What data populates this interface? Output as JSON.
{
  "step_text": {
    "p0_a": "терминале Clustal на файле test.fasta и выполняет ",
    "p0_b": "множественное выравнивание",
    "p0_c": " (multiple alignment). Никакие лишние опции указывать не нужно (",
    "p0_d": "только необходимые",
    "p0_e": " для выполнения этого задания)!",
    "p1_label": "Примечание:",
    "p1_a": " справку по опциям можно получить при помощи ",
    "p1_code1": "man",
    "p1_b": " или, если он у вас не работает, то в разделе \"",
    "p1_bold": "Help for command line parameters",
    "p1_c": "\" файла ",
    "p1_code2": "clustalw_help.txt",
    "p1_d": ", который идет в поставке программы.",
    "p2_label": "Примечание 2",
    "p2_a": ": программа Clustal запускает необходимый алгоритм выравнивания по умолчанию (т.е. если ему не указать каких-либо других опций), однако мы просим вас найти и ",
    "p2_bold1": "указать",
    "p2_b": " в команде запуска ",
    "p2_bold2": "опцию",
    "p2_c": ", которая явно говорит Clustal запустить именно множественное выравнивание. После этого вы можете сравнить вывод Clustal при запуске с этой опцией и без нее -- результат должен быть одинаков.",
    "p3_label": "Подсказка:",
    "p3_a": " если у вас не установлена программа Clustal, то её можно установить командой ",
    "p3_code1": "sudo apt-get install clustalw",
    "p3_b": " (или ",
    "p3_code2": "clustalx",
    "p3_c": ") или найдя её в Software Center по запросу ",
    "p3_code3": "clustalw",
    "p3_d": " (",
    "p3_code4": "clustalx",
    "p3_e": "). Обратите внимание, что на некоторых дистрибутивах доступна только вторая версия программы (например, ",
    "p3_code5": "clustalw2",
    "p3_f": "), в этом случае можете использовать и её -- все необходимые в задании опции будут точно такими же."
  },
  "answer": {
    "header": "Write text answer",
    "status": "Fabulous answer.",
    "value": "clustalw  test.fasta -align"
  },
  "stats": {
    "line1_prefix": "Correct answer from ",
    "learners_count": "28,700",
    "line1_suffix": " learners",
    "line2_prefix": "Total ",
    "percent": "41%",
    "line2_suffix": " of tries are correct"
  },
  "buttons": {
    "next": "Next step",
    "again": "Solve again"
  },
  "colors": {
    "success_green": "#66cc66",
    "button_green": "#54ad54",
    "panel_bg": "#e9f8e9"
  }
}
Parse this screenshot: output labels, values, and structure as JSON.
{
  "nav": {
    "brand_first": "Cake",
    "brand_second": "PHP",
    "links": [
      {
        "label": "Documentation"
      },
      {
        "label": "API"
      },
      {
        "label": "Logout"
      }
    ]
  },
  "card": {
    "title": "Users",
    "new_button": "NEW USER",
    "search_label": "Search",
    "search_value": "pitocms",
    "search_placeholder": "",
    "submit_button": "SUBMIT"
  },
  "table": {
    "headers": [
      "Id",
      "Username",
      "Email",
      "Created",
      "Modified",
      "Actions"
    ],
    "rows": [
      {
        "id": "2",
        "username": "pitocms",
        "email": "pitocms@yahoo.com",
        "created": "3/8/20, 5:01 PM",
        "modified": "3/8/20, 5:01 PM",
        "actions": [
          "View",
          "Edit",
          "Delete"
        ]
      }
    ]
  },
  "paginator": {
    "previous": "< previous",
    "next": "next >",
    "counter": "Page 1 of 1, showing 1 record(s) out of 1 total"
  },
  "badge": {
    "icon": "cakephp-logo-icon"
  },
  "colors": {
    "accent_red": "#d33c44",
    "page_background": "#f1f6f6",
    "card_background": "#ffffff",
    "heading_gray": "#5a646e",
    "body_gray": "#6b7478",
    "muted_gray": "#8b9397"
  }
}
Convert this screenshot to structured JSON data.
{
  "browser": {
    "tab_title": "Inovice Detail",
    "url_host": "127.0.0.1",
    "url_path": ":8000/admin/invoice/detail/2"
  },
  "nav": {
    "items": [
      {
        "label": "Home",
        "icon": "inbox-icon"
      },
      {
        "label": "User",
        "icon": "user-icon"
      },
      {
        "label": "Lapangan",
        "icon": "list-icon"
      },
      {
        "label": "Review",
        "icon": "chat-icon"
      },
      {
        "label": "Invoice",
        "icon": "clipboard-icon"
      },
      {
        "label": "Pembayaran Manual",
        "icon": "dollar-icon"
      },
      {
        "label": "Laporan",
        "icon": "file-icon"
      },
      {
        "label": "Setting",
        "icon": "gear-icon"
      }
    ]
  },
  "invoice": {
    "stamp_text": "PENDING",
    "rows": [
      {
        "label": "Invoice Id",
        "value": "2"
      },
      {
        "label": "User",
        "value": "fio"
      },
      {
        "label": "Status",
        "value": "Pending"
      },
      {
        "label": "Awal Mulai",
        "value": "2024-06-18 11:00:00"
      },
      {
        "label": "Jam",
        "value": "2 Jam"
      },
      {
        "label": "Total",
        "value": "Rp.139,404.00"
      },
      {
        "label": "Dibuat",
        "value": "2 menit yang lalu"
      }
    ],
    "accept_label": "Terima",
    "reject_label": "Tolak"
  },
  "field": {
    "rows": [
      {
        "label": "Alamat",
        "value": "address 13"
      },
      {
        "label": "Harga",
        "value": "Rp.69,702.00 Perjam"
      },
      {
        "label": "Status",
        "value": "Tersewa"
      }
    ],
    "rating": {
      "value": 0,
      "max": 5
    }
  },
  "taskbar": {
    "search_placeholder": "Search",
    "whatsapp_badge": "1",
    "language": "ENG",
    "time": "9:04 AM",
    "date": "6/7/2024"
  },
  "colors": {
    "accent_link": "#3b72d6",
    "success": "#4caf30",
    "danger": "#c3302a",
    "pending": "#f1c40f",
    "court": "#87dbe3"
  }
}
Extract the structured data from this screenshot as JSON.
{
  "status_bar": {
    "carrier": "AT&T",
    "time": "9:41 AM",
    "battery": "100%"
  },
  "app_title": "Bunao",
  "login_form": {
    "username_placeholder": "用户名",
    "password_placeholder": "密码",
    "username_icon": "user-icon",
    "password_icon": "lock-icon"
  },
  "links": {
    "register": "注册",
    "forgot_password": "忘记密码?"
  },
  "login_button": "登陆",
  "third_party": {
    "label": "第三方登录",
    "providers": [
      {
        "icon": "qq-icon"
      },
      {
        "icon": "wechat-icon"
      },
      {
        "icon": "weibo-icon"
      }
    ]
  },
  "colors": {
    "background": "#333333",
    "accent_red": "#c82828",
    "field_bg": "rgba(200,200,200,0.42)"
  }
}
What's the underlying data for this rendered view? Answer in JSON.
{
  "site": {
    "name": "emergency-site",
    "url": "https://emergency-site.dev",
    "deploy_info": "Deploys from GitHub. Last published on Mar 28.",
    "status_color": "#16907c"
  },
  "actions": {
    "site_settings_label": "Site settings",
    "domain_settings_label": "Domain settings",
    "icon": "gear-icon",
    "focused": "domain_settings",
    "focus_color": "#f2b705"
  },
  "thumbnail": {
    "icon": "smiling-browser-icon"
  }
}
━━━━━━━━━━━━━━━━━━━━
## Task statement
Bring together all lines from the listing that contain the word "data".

## Solution to the exercise
What data populates this interface? Output as JSON.
Convert this screenshot to structured JSON data.
Extract the structured data from this screenshot as JSON.
What's the underlying data for this rendered view? Answer in JSON.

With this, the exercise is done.